It may once have been a pipe dream to have a robot do the hoovering for you, but prices have come down so much that it’s now an easily achievable reality for many people. Unfortunately, they aren’t all able to shout and swear like this one. I’ve tested a couple of robot vacuums in recent months, starting with the Eufy RoboVac 30C. I was pleasantly surprised by its ability to pick up even heavier debris thanks to 1500Pa of suction power, and there’s nothing cuter than watching it saunter back to the charging station for a well-earned rest. The included boundary strips allow you to cordon off areas you don’t want it to go, good for avoiding cable tangles and the like.

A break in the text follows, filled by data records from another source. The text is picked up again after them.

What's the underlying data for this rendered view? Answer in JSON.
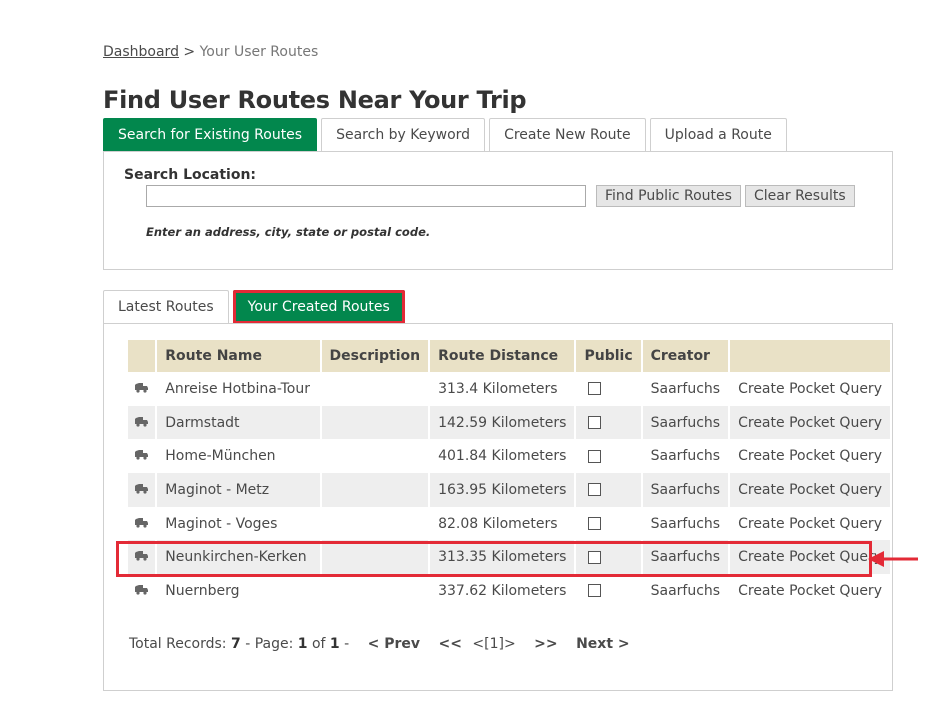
{
  "breadcrumb": {
    "link": "Dashboard",
    "separator": ">",
    "current": "Your User Routes"
  },
  "page_title": "Find User Routes Near Your Trip",
  "top_tabs": [
    "Search for Existing Routes",
    "Search by Keyword",
    "Create New Route",
    "Upload a Route"
  ],
  "search": {
    "label": "Search Location:",
    "value": "",
    "find_button": "Find Public Routes",
    "clear_button": "Clear Results",
    "hint": "Enter an address, city, state or postal code."
  },
  "route_tabs": [
    "Latest Routes",
    "Your Created Routes"
  ],
  "table": {
    "headers": [
      "",
      "Route Name",
      "Description",
      "Route Distance",
      "Public",
      "Creator",
      ""
    ],
    "rows": [
      {
        "name": "Anreise Hotbina-Tour",
        "description": "",
        "distance": "313.4 Kilometers",
        "creator": "Saarfuchs",
        "action": "Create Pocket Query"
      },
      {
        "name": "Darmstadt",
        "description": "",
        "distance": "142.59 Kilometers",
        "creator": "Saarfuchs",
        "action": "Create Pocket Query"
      },
      {
        "name": "Home-München",
        "description": "",
        "distance": "401.84 Kilometers",
        "creator": "Saarfuchs",
        "action": "Create Pocket Query"
      },
      {
        "name": "Maginot - Metz",
        "description": "",
        "distance": "163.95 Kilometers",
        "creator": "Saarfuchs",
        "action": "Create Pocket Query"
      },
      {
        "name": "Maginot - Voges",
        "description": "",
        "distance": "82.08 Kilometers",
        "creator": "Saarfuchs",
        "action": "Create Pocket Query"
      },
      {
        "name": "Neunkirchen-Kerken",
        "description": "",
        "distance": "313.35 Kilometers",
        "creator": "Saarfuchs",
        "action": "Create Pocket Query"
      },
      {
        "name": "Nuernberg",
        "description": "",
        "distance": "337.62 Kilometers",
        "creator": "Saarfuchs",
        "action": "Create Pocket Query"
      }
    ]
  },
  "pager": {
    "total_label": "Total Records:",
    "total": "7",
    "page_label": "- Page:",
    "page": "1",
    "of_label": "of",
    "pages": "1",
    "dash": "-",
    "prev": "< Prev",
    "first": "<<",
    "current": "<[1]>",
    "last": ">>",
    "next": "Next >"
  },
  "icons": {
    "row_icon": "car-icon",
    "annotation": "red-arrow-icon"
  },
  "colors": {
    "accent": "#02874D",
    "header_bg": "#e9e1c6",
    "highlight": "#e32a36"
  }
}
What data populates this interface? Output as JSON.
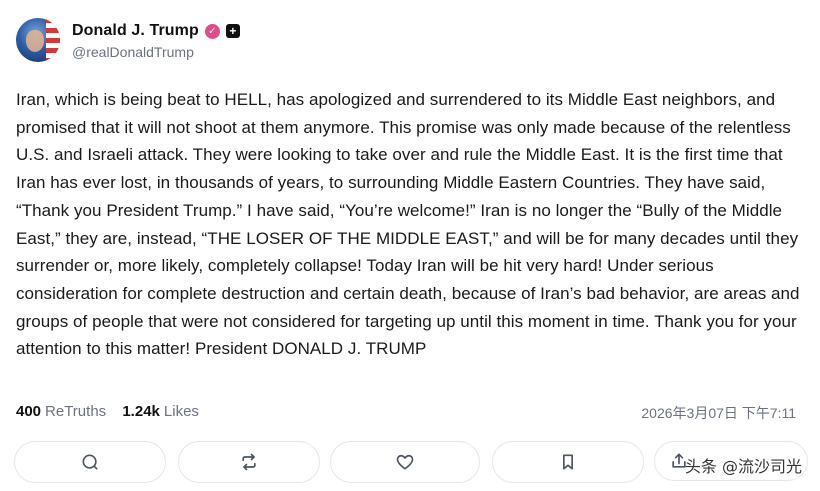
{
  "post": {
    "display_name": "Donald J. Trump",
    "handle": "@realDonaldTrump",
    "verified_icon": "verified-badge-icon",
    "plus_icon": "plus-badge-icon",
    "text": "Iran, which is being beat to HELL, has apologized and surrendered to its Middle East neighbors, and promised that it will not shoot at them anymore. This promise was only made because of the relentless U.S. and Israeli attack. They were looking to take over and rule the Middle East. It is the first time that Iran has ever lost, in thousands of years, to surrounding Middle Eastern Countries. They have said, “Thank you President Trump.” I have said, “You’re welcome!” Iran is no longer the “Bully of the Middle East,” they are, instead, “THE LOSER OF THE MIDDLE EAST,” and will be for many decades until they surrender or, more likely, completely collapse! Today Iran will be hit very hard! Under serious consideration for complete destruction and certain death, because of Iran’s bad behavior, are areas and groups of people that were not considered for targeting up until this moment in time. Thank you for your attention to this matter! President DONALD J. TRUMP"
  },
  "stats": {
    "retruths_count": "400",
    "retruths_label": "ReTruths",
    "likes_count": "1.24k",
    "likes_label": "Likes",
    "timestamp": "2026年3月07日 下午7:11"
  },
  "actions": [
    {
      "icon": "reply-icon"
    },
    {
      "icon": "retruth-icon"
    },
    {
      "icon": "like-heart-icon"
    },
    {
      "icon": "bookmark-icon"
    },
    {
      "icon": "share-icon"
    }
  ],
  "watermark": "头条 @流沙司光",
  "colors": {
    "verified": "#e24b8a",
    "muted_text": "#6b7280",
    "border": "#e5e7eb"
  }
}
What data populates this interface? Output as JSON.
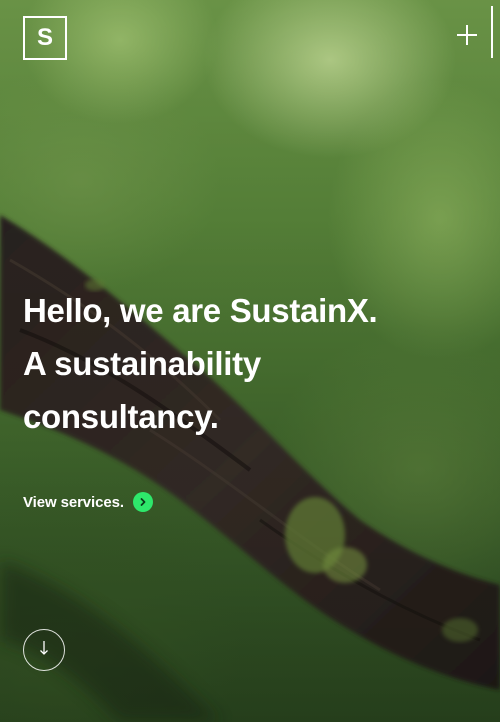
{
  "brand": {
    "logo_letter": "S"
  },
  "hero": {
    "headline_lines": [
      "Hello, we are SustainX.",
      "A sustainability",
      "consultancy."
    ],
    "cta_label": "View services."
  },
  "icons": {
    "menu": "plus-icon",
    "cta": "chevron-right-icon",
    "scroll": "arrow-down-icon"
  },
  "colors": {
    "accent": "#2ee86b",
    "text": "#ffffff"
  }
}
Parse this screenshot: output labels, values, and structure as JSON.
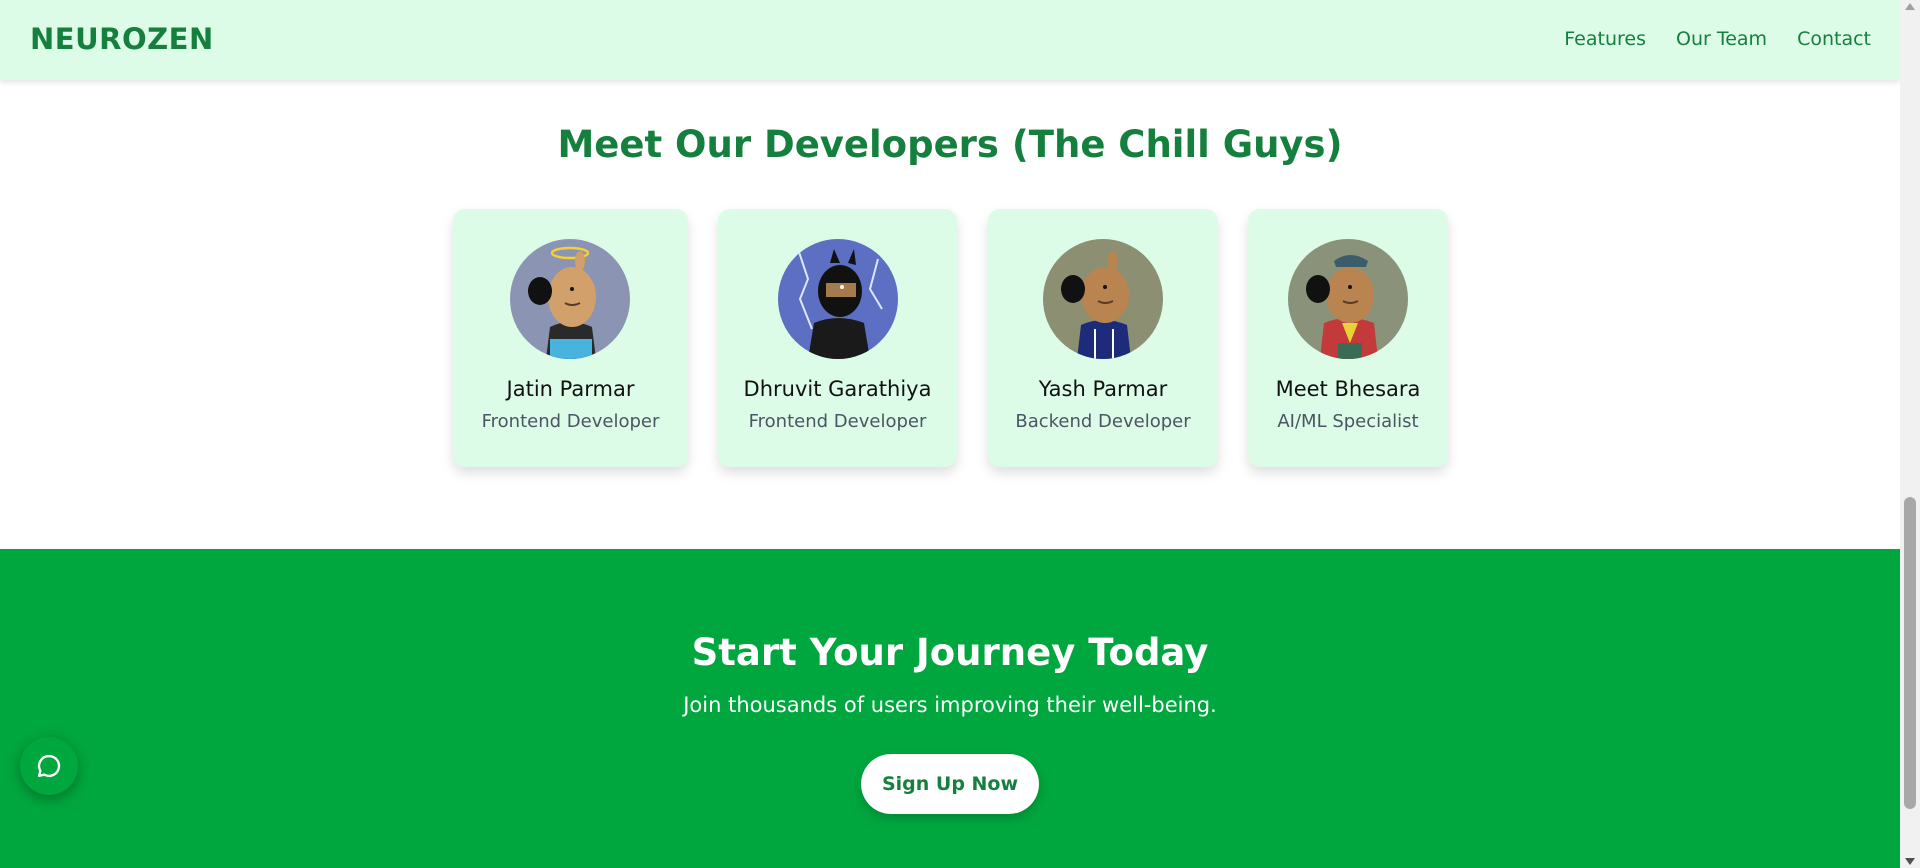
{
  "nav": {
    "brand": "NEUROZEN",
    "links": [
      "Features",
      "Our Team",
      "Contact"
    ]
  },
  "team": {
    "title": "Meet Our Developers (The Chill Guys)",
    "members": [
      {
        "name": "Jatin Parmar",
        "role": "Frontend Developer"
      },
      {
        "name": "Dhruvit Garathiya",
        "role": "Frontend Developer"
      },
      {
        "name": "Yash Parmar",
        "role": "Backend Developer"
      },
      {
        "name": "Meet Bhesara",
        "role": "AI/ML Specialist"
      }
    ]
  },
  "cta": {
    "title": "Start Your Journey Today",
    "subtitle": "Join thousands of users improving their well-being.",
    "button_label": "Sign Up Now"
  },
  "icons": {
    "chat": "chat-bubble-icon",
    "scroll_up": "triangle-up-icon",
    "scroll_down": "triangle-down-icon"
  },
  "colors": {
    "brand_green": "#15803d",
    "nav_bg": "#dcfce7",
    "cta_bg": "#00a63e",
    "card_bg": "#dcfce7"
  }
}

Taking things to the next level is the Roborock S6. It’s a fair bit more expensive at $650 but it’s also more powerful with 2000Pa suction power. As you’d expect, it can will get the job done faster and with fewer passes by the same area, but another plus is that it’s also quieter. Setting it to work as I get down to my own work is much less distracting than with the Eufy model, and it also goes for longer, so I’m able to clean the whole of my apartment in just one go. Oh, I almost forgot, this one also has a mop function for spillages, too.
The smart home sector is obviously much larger than just those categories above, which means we sometimes get to test various random and more eclectic devices. The strangest of those in recent memory is probably the Moodo smart fragrance diffuser that Rita was rather enamored with.
There are also tons of other sensors you can get that tie into many of the smart home systems mentioned above, but there also are some good standalone products out there too. If you’re worried about potential flooding from a leaky pipe or malfunctioning fridge, the WiFi-equipped Wasserstein Water Sensor will alert your phone at the first sign of trouble and help you avert a costly disaster.